Saint or St.
But Valentine’s Day seems to have became associated with romantic love during the late fourteenth century, when Geoffrey Chaucer (c. 1343-1400), author of The Canterbury Tales, made the association in his poem ‘The Parlement of Foules’, written some time in the 1380s, possibly in 1382. The poem features a parliament, or assembly, of birds, which have gathered together in order to choose their mates. As Chaucer’s narrator remarks, ‘For this was on seynt Volantynys day / Whan euery bryd comyth there to chese his make.’ However, several of Chaucer’s contemporaries also wrote poems about Valentine’s Day as a day for lovers, among them John Gower (author of the colossal Confessio Amantis), John Clanvowe, and Oton de Grandson. Chaucer was perhaps merely the poet who popularized the notion, although there is some evidence to suggest that Chaucer was probably writing slightly earlier than these three other poets. In any event, the date was probably not associated with February 14 but early May.

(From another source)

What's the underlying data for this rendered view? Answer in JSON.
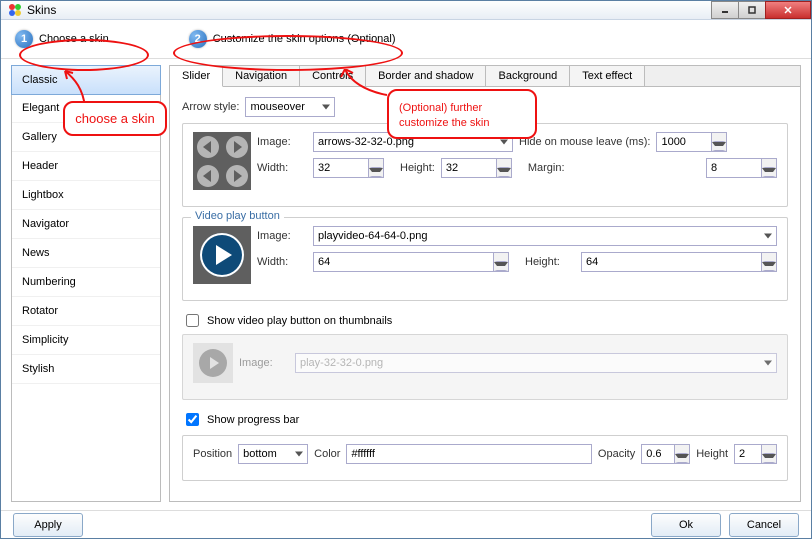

Whether we can blame Chaucer for those chubby little cherubs shooting arrows of love, wine, roses, and besotted men and smitten women, well, who knows. But the point is this. It does not have much to do with Saint Valentine at all, none of them. Saint Valentine was a widely recognized 3rd-century Roman saint, generally commemorated in Christianity on February 14. From the High Middle Ages his Saints' Day is associated with a tradition of courtly love. In actuality, there are two different Saints' Lives for a St Valentine on February 14, but they could be the same man. Saint Valentine was a clergyman – either a priest or a bishop – in the Roman Empire who ministered to persecuted Christians. He was martyred and his body buried at a Christian cemetery on the Via Flaminia close to the Ponte Milvio to the north of Rome, on February 14, which has been observed as the Feast of Saint Valentine (Saint Valentine's Day) since 496 AD.